##### Input records

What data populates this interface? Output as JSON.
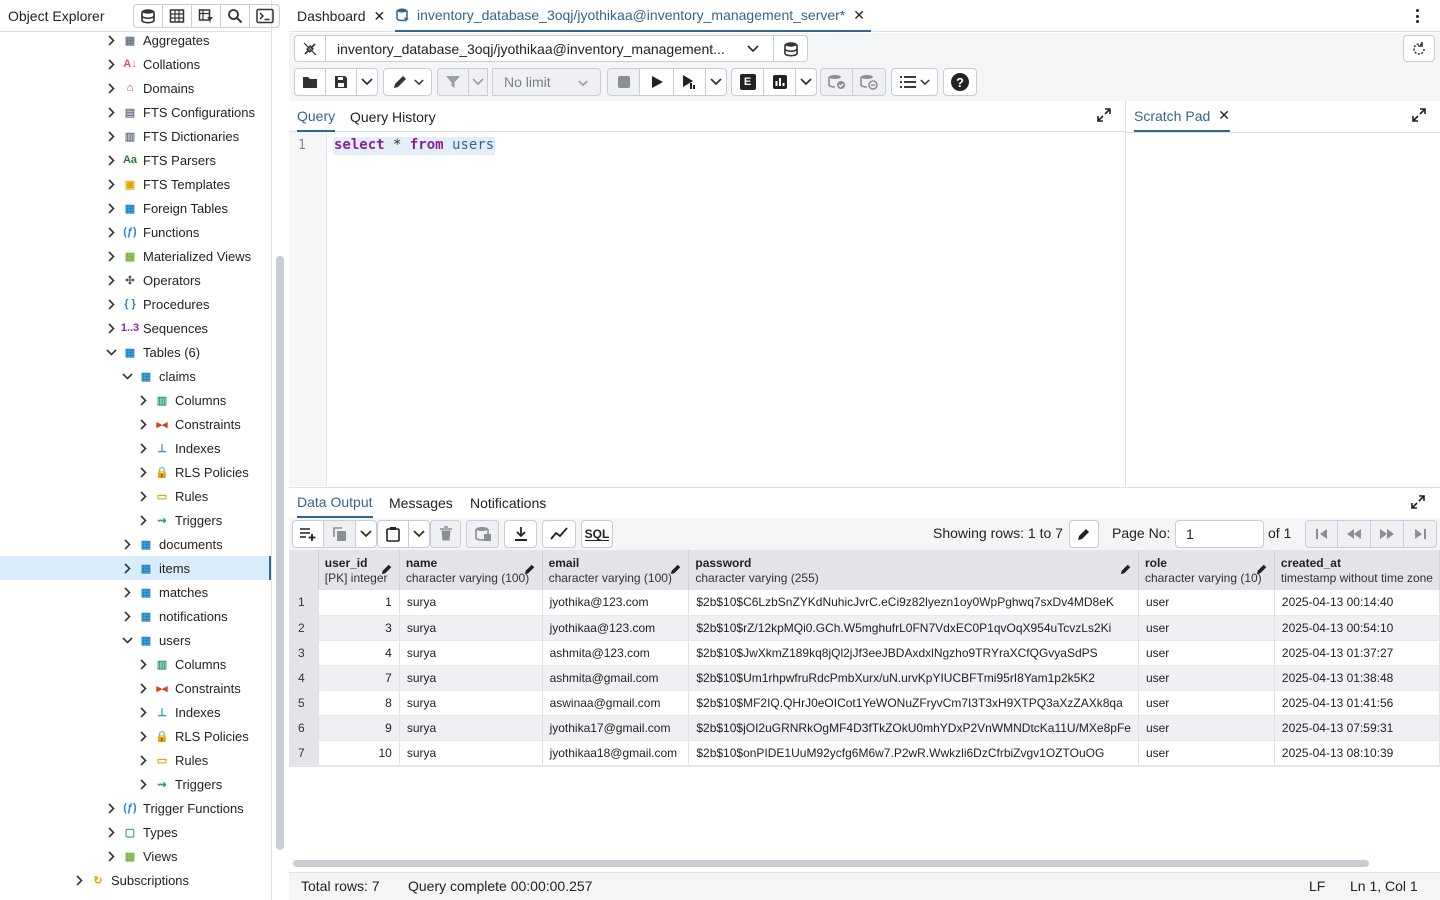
{
  "left_panel": {
    "title": "Object Explorer",
    "tree": [
      {
        "label": "Aggregates",
        "level": 1,
        "state": "collapsed",
        "icon": "aggregates-icon",
        "color": "#6b7a89"
      },
      {
        "label": "Collations",
        "level": 1,
        "state": "collapsed",
        "icon": "collations-icon",
        "color": "#d9534f"
      },
      {
        "label": "Domains",
        "level": 1,
        "state": "collapsed",
        "icon": "domains-icon",
        "color": "#c0392b"
      },
      {
        "label": "FTS Configurations",
        "level": 1,
        "state": "collapsed",
        "icon": "fts-config-icon",
        "color": "#6b7a89"
      },
      {
        "label": "FTS Dictionaries",
        "level": 1,
        "state": "collapsed",
        "icon": "fts-dict-icon",
        "color": "#6b7a89"
      },
      {
        "label": "FTS Parsers",
        "level": 1,
        "state": "collapsed",
        "icon": "fts-parser-icon",
        "color": "#2e7d32"
      },
      {
        "label": "FTS Templates",
        "level": 1,
        "state": "collapsed",
        "icon": "fts-template-icon",
        "color": "#e0a800"
      },
      {
        "label": "Foreign Tables",
        "level": 1,
        "state": "collapsed",
        "icon": "foreign-table-icon",
        "color": "#1e88c7"
      },
      {
        "label": "Functions",
        "level": 1,
        "state": "collapsed",
        "icon": "functions-icon",
        "color": "#1e88c7"
      },
      {
        "label": "Materialized Views",
        "level": 1,
        "state": "collapsed",
        "icon": "mat-view-icon",
        "color": "#7cb342"
      },
      {
        "label": "Operators",
        "level": 1,
        "state": "collapsed",
        "icon": "operators-icon",
        "color": "#555"
      },
      {
        "label": "Procedures",
        "level": 1,
        "state": "collapsed",
        "icon": "procedures-icon",
        "color": "#1e88c7"
      },
      {
        "label": "Sequences",
        "level": 1,
        "state": "collapsed",
        "icon": "sequences-icon",
        "color": "#8e24aa"
      },
      {
        "label": "Tables (6)",
        "level": 1,
        "state": "expanded",
        "icon": "tables-icon",
        "color": "#1e88c7"
      },
      {
        "label": "claims",
        "level": 2,
        "state": "expanded",
        "icon": "table-icon",
        "color": "#1e88c7"
      },
      {
        "label": "Columns",
        "level": 3,
        "state": "collapsed",
        "icon": "columns-icon",
        "color": "#2e9e6b"
      },
      {
        "label": "Constraints",
        "level": 3,
        "state": "collapsed",
        "icon": "constraints-icon",
        "color": "#d84315"
      },
      {
        "label": "Indexes",
        "level": 3,
        "state": "collapsed",
        "icon": "indexes-icon",
        "color": "#1e88c7"
      },
      {
        "label": "RLS Policies",
        "level": 3,
        "state": "collapsed",
        "icon": "rls-icon",
        "color": "#2e7d32"
      },
      {
        "label": "Rules",
        "level": 3,
        "state": "collapsed",
        "icon": "rules-icon",
        "color": "#e0a800"
      },
      {
        "label": "Triggers",
        "level": 3,
        "state": "collapsed",
        "icon": "triggers-icon",
        "color": "#1e9c8a"
      },
      {
        "label": "documents",
        "level": 2,
        "state": "collapsed",
        "icon": "table-icon",
        "color": "#1e88c7"
      },
      {
        "label": "items",
        "level": 2,
        "state": "collapsed",
        "icon": "table-icon",
        "color": "#1e88c7",
        "selected": true
      },
      {
        "label": "matches",
        "level": 2,
        "state": "collapsed",
        "icon": "table-icon",
        "color": "#1e88c7"
      },
      {
        "label": "notifications",
        "level": 2,
        "state": "collapsed",
        "icon": "table-icon",
        "color": "#1e88c7"
      },
      {
        "label": "users",
        "level": 2,
        "state": "expanded",
        "icon": "table-icon",
        "color": "#1e88c7"
      },
      {
        "label": "Columns",
        "level": 3,
        "state": "collapsed",
        "icon": "columns-icon",
        "color": "#2e9e6b"
      },
      {
        "label": "Constraints",
        "level": 3,
        "state": "collapsed",
        "icon": "constraints-icon",
        "color": "#d84315"
      },
      {
        "label": "Indexes",
        "level": 3,
        "state": "collapsed",
        "icon": "indexes-icon",
        "color": "#1e88c7"
      },
      {
        "label": "RLS Policies",
        "level": 3,
        "state": "collapsed",
        "icon": "rls-icon",
        "color": "#2e7d32"
      },
      {
        "label": "Rules",
        "level": 3,
        "state": "collapsed",
        "icon": "rules-icon",
        "color": "#e0a800"
      },
      {
        "label": "Triggers",
        "level": 3,
        "state": "collapsed",
        "icon": "triggers-icon",
        "color": "#1e9c8a"
      },
      {
        "label": "Trigger Functions",
        "level": 1,
        "state": "collapsed",
        "icon": "trigger-functions-icon",
        "color": "#1e88c7"
      },
      {
        "label": "Types",
        "level": 1,
        "state": "collapsed",
        "icon": "types-icon",
        "color": "#2e9e6b"
      },
      {
        "label": "Views",
        "level": 1,
        "state": "collapsed",
        "icon": "views-icon",
        "color": "#7cb342"
      },
      {
        "label": "Subscriptions",
        "level": 0,
        "state": "collapsed",
        "icon": "subscriptions-icon",
        "color": "#e0a800"
      }
    ]
  },
  "tabs": [
    {
      "label": "Dashboard",
      "active": false
    },
    {
      "label": "inventory_database_3oqj/jyothikaa@inventory_management_server*",
      "active": true
    }
  ],
  "toolbar": {
    "connection": "inventory_database_3oqj/jyothikaa@inventory_management...",
    "limit": "No limit"
  },
  "query_tabs": {
    "query": "Query",
    "history": "Query History"
  },
  "editor": {
    "line_number": "1",
    "kw1": "select",
    "star": " * ",
    "kw2": "from",
    "table": "users"
  },
  "scratch_pad": {
    "title": "Scratch Pad"
  },
  "output_tabs": {
    "data_output": "Data Output",
    "messages": "Messages",
    "notifications": "Notifications"
  },
  "grid_toolbar": {
    "sql_label": "SQL",
    "showing_rows": "Showing rows: 1 to 7",
    "page_no_label": "Page No:",
    "page_no": "1",
    "of_pages": "of 1"
  },
  "result": {
    "columns": [
      {
        "name": "user_id",
        "type": "[PK] integer"
      },
      {
        "name": "name",
        "type": "character varying (100)"
      },
      {
        "name": "email",
        "type": "character varying (100)"
      },
      {
        "name": "password",
        "type": "character varying (255)"
      },
      {
        "name": "role",
        "type": "character varying (10)"
      },
      {
        "name": "created_at",
        "type": "timestamp without time zone"
      }
    ],
    "rows": [
      {
        "n": "1",
        "user_id": "1",
        "name": "surya",
        "email": "jyothika@123.com",
        "password": "$2b$10$C6LzbSnZYKdNuhicJvrC.eCi9z82lyezn1oy0WpPghwq7sxDv4MD8eK",
        "role": "user",
        "created_at": "2025-04-13 00:14:40"
      },
      {
        "n": "2",
        "user_id": "3",
        "name": "surya",
        "email": "jyothikaa@123.com",
        "password": "$2b$10$rZ/12kpMQi0.GCh.W5mghufrL0FN7VdxEC0P1qvOqX954uTcvzLs2Ki",
        "role": "user",
        "created_at": "2025-04-13 00:54:10"
      },
      {
        "n": "3",
        "user_id": "4",
        "name": "surya",
        "email": "ashmita@123.com",
        "password": "$2b$10$JwXkmZ189kq8jQl2jJf3eeJBDAxdxlNgzho9TRYraXCfQGvyaSdPS",
        "role": "user",
        "created_at": "2025-04-13 01:37:27"
      },
      {
        "n": "4",
        "user_id": "7",
        "name": "surya",
        "email": "ashmita@gmail.com",
        "password": "$2b$10$Um1rhpwfruRdcPmbXurx/uN.urvKpYIUCBFTmi95rI8Yam1p2k5K2",
        "role": "user",
        "created_at": "2025-04-13 01:38:48"
      },
      {
        "n": "5",
        "user_id": "8",
        "name": "surya",
        "email": "aswinaa@gmail.com",
        "password": "$2b$10$MF2IQ.QHrJ0eOICot1YeWONuZFryvCm7I3T3xH9XTPQ3aXzZAXk8qa",
        "role": "user",
        "created_at": "2025-04-13 01:41:56"
      },
      {
        "n": "6",
        "user_id": "9",
        "name": "surya",
        "email": "jyothika17@gmail.com",
        "password": "$2b$10$jOI2uGRNRkOgMF4D3fTkZOkU0mhYDxP2VnWMNDtcKa11U/MXe8pFe",
        "role": "user",
        "created_at": "2025-04-13 07:59:31"
      },
      {
        "n": "7",
        "user_id": "10",
        "name": "surya",
        "email": "jyothikaa18@gmail.com",
        "password": "$2b$10$onPIDE1UuM92ycfg6M6w7.P2wR.Wwkzli6DzCfrbiZvgv1OZTOuOG",
        "role": "user",
        "created_at": "2025-04-13 08:10:39"
      }
    ]
  },
  "status": {
    "total_rows": "Total rows: 7",
    "query_complete": "Query complete 00:00:00.257",
    "line_ending": "LF",
    "cursor": "Ln 1, Col 1"
  }
}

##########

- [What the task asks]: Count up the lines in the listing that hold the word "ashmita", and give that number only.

- [Exercise output]: 2